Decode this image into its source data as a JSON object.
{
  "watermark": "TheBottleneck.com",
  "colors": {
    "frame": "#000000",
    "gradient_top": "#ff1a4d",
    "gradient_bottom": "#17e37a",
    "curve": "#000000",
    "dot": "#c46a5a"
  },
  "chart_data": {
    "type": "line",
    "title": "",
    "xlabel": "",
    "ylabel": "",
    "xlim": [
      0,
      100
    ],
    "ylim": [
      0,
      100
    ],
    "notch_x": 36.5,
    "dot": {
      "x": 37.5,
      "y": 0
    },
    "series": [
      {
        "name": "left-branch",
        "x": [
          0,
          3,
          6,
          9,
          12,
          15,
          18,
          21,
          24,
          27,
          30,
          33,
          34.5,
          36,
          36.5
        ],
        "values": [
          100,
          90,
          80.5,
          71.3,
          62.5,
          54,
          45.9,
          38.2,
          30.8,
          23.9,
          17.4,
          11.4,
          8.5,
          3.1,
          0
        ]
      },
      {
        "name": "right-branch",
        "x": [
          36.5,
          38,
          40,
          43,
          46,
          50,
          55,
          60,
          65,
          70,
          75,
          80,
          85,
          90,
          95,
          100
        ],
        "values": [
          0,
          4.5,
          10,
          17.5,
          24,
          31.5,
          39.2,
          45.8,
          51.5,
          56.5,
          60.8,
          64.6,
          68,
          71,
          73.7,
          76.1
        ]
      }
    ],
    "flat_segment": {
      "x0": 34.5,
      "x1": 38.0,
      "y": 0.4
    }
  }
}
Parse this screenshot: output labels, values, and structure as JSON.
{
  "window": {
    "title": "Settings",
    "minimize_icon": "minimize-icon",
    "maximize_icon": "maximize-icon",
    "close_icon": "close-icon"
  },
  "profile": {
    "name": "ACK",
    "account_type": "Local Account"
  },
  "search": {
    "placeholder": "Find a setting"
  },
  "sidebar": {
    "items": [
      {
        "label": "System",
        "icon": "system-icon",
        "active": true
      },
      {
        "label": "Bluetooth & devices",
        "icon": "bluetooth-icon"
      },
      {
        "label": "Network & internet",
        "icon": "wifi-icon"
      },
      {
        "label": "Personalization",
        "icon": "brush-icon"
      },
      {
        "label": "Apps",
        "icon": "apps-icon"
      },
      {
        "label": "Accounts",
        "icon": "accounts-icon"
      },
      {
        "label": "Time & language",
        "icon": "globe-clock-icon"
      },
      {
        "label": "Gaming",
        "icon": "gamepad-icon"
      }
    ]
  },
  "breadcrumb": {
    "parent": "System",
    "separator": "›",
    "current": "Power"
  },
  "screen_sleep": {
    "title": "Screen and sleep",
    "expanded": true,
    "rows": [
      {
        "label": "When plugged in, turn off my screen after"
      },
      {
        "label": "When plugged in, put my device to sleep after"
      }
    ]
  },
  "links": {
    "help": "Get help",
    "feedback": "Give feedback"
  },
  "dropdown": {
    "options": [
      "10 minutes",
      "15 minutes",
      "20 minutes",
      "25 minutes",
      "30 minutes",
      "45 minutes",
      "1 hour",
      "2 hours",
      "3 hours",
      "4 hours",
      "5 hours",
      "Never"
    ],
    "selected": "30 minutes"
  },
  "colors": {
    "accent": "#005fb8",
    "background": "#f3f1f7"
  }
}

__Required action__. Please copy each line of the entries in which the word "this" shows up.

__Output of the exercise__.
Decode this image into its source data as a JSON object.
Parse this screenshot: output labels, values, and structure as JSON.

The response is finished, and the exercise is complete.